In Spain, the most important time around Christmas is the family meal on the evening of the 24th, called Nochebuena.
By noon on the 24th, the table was already set for the dinner that would happen ten hours later.
My sister-in-law sends an email to my mother.
Then we went to the Centro ExtremeÃ±o for some Christmas carols.
“…y celebramos juntos, la llegada del niÃ±o dios!”
Similar to the Santa Cat Burglar epidemic, in the Basque Country they hang Olentzeros. Olentzero is a coal miner that brings Basque kids presents on Christmas morning instead of Santa Claus. The Basques just have to be different, you see.
Everyone seated for the meal.
This olive pit attracted a butterfly…or is in the other way around?
What a great way to serve mayonnaise: you have to pull down Ã‘am Ã‘am‘s trousers and squeeze him until he excretes a fine white cream all over your food. Who comes up with these things??
I figured that, after the last caption, you were ready to see a big slab of chocolate mousse.
On Christmas Eve, we played bingo until about 4:30 AM. I was the banquero who took the money for the cards and called out the numbers.
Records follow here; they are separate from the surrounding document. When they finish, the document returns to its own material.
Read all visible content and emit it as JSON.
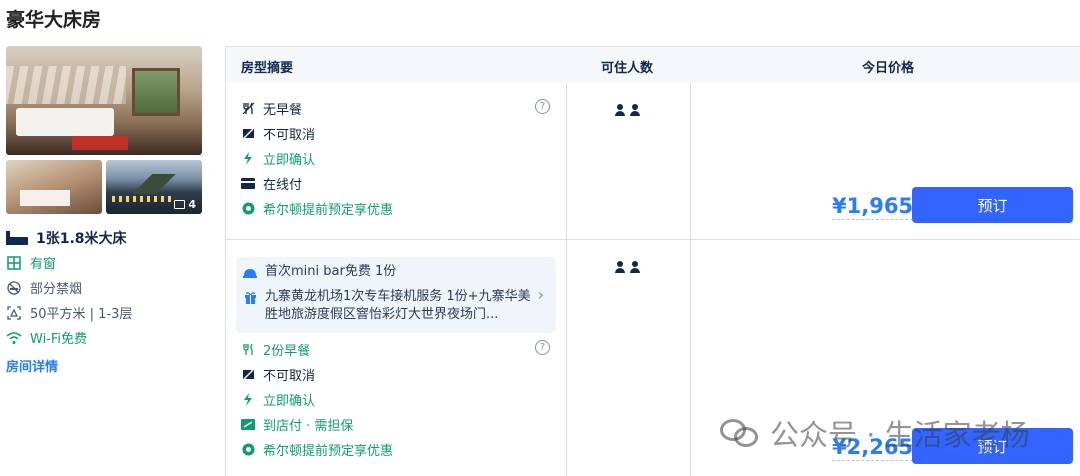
{
  "room": {
    "title": "豪华大床房",
    "photo_count": "4",
    "bed": "1张1.8米大床",
    "facilities": [
      {
        "icon": "window-icon",
        "label": "有窗",
        "color": "#0d9e6e"
      },
      {
        "icon": "no-smoking-icon",
        "label": "部分禁烟",
        "color": "#455873"
      },
      {
        "icon": "area-icon",
        "label": "50平方米 | 1-3层",
        "color": "#455873"
      },
      {
        "icon": "wifi-icon",
        "label": "Wi-Fi免费",
        "color": "#0d9e6e"
      }
    ],
    "detail_link": "房间详情"
  },
  "table": {
    "headers": [
      "房型摘要",
      "可住人数",
      "今日价格"
    ],
    "rows": [
      {
        "policies": [
          {
            "icon": "cutlery-icon",
            "label": "无早餐",
            "green": false
          },
          {
            "icon": "no-cancel-icon",
            "label": "不可取消",
            "green": false
          },
          {
            "icon": "lightning-icon",
            "label": "立即确认",
            "green": true
          },
          {
            "icon": "card-icon",
            "label": "在线付",
            "green": false
          },
          {
            "icon": "hilton-icon",
            "label": "希尔顿提前预定享优惠",
            "green": true
          }
        ],
        "guests": 2,
        "price": "¥1,965",
        "button": "预订"
      },
      {
        "perks": [
          {
            "icon": "minibar-icon",
            "label": "首次mini bar免费 1份"
          },
          {
            "icon": "gift-icon",
            "label": "九寨黄龙机场1次专车接机服务 1份+九寨华美胜地旅游度假区窨怡彩灯大世界夜场门..."
          }
        ],
        "policies": [
          {
            "icon": "cutlery-icon",
            "label": "2份早餐",
            "green": true
          },
          {
            "icon": "no-cancel-icon",
            "label": "不可取消",
            "green": false
          },
          {
            "icon": "lightning-icon",
            "label": "立即确认",
            "green": true
          },
          {
            "icon": "store-pay-icon",
            "label": "到店付 · 需担保",
            "green": true
          },
          {
            "icon": "hilton-icon",
            "label": "希尔顿提前预定享优惠",
            "green": true
          }
        ],
        "guests": 2,
        "price": "¥2,265",
        "button": "预订"
      }
    ]
  },
  "watermark": "公众号 · 生活家老杨",
  "colors": {
    "accent": "#287dfa",
    "button": "#3264ff",
    "green": "#0d9e6e",
    "text": "#0f294d"
  }
}
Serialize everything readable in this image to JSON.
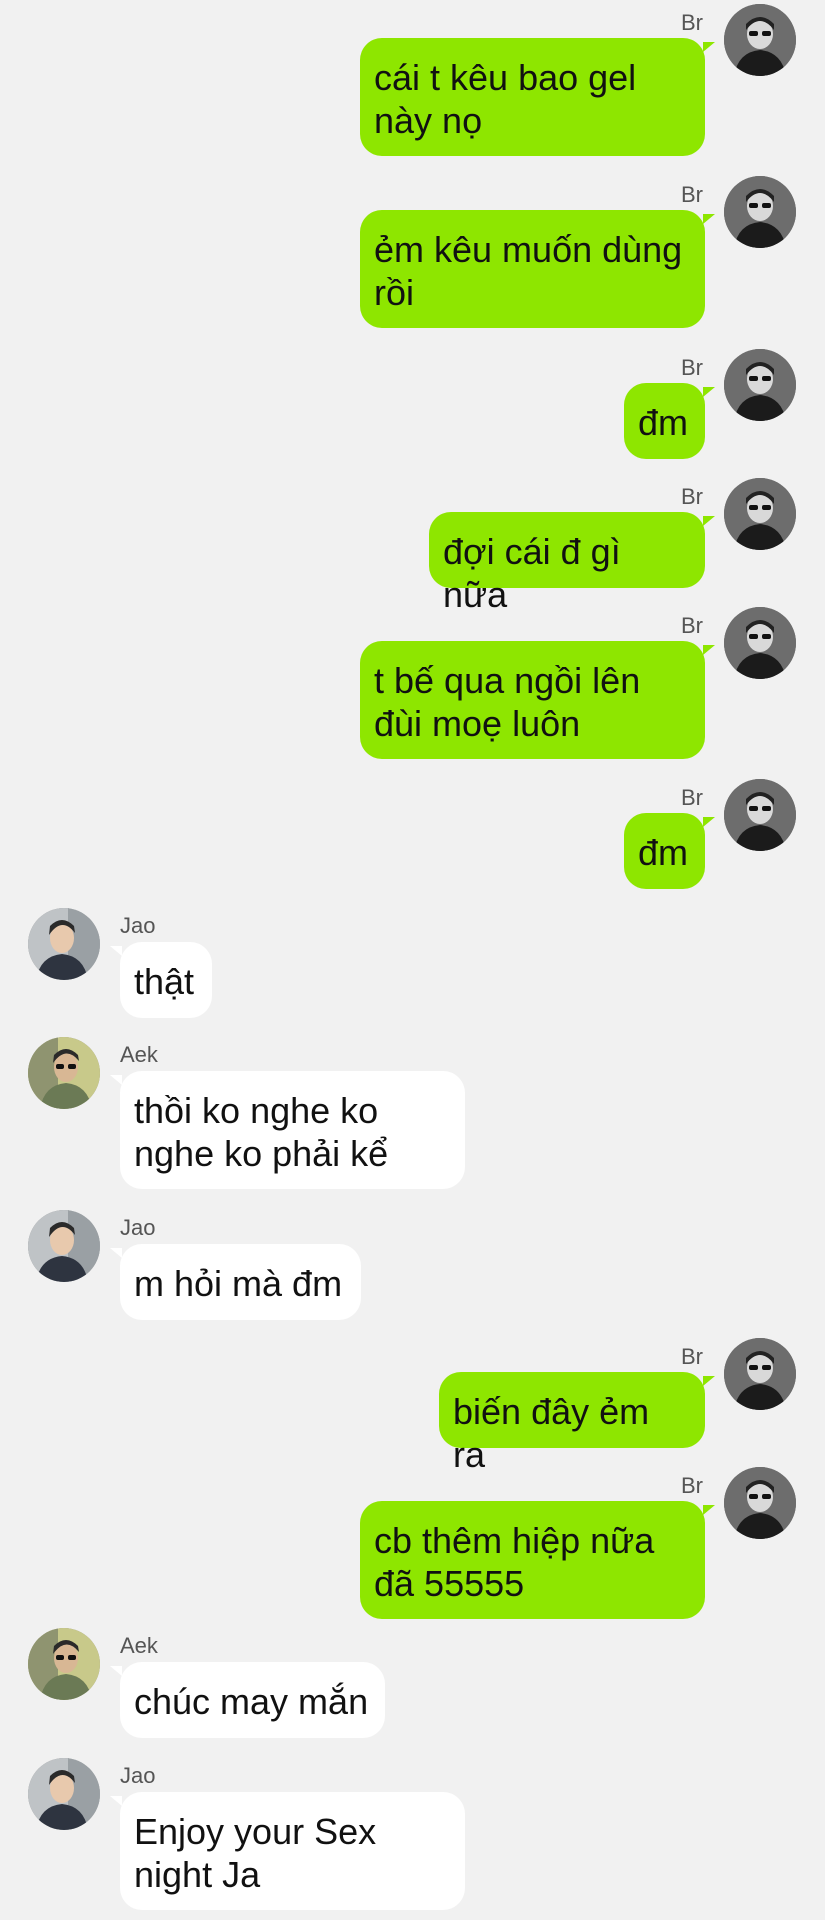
{
  "colors": {
    "background": "#f1f1f1",
    "outgoing_bubble": "#8ee600",
    "incoming_bubble": "#ffffff",
    "text": "#111111",
    "name_text": "#555555"
  },
  "messages": [
    {
      "sender": "Br",
      "direction": "outgoing",
      "avatar": "avatar-br",
      "text": "cái t kêu bao gel\nnày nọ"
    },
    {
      "sender": "Br",
      "direction": "outgoing",
      "avatar": "avatar-br",
      "text": "ẻm kêu muốn dùng\nrồi"
    },
    {
      "sender": "Br",
      "direction": "outgoing",
      "avatar": "avatar-br",
      "text": "đm"
    },
    {
      "sender": "Br",
      "direction": "outgoing",
      "avatar": "avatar-br",
      "text": "đợi cái đ gì nữa"
    },
    {
      "sender": "Br",
      "direction": "outgoing",
      "avatar": "avatar-br",
      "text": "t bế qua ngồi lên\nđùi moẹ luôn"
    },
    {
      "sender": "Br",
      "direction": "outgoing",
      "avatar": "avatar-br",
      "text": "đm"
    },
    {
      "sender": "Jao",
      "direction": "incoming",
      "avatar": "avatar-jao",
      "text": "thật"
    },
    {
      "sender": "Aek",
      "direction": "incoming",
      "avatar": "avatar-aek",
      "text": "thồi ko nghe ko\nnghe ko phải kể"
    },
    {
      "sender": "Jao",
      "direction": "incoming",
      "avatar": "avatar-jao",
      "text": "m hỏi mà đm"
    },
    {
      "sender": "Br",
      "direction": "outgoing",
      "avatar": "avatar-br",
      "text": "biến đây ẻm ra"
    },
    {
      "sender": "Br",
      "direction": "outgoing",
      "avatar": "avatar-br",
      "text": "cb thêm hiệp nữa\nđã 55555"
    },
    {
      "sender": "Aek",
      "direction": "incoming",
      "avatar": "avatar-aek",
      "text": "chúc may mắn"
    },
    {
      "sender": "Jao",
      "direction": "incoming",
      "avatar": "avatar-jao",
      "text": "Enjoy your Sex\nnight Ja"
    }
  ]
}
It was good practice for my Spanish number pronunciation (1-90, anyway). Bingo would be a good game to play in a class teaching foreign language numbers.
I got up at 12:45 PM on Christmas day, opened some presents, and then it was time to go back to Grandpa’s house to attack the leftovers.
Aunt Manoli and my mother-in-law finish off the champagne.
Aunt Marga had boiled a couple dozen pears in some frustratingly good quality red wine and some cinnamon sticks for a few hours the night before. The result was delicious!
Mmmm! Wine-soaked cinnamon sticks….
More bingo commences and Juan dozes off with an unjustly incriminating foreground.
All-in-all it was a pretty great family holiday. I was a little disappointed that there wasn’t any singing, but we had a good time. Olentzero brought me a bathrobe and a snowball among other things.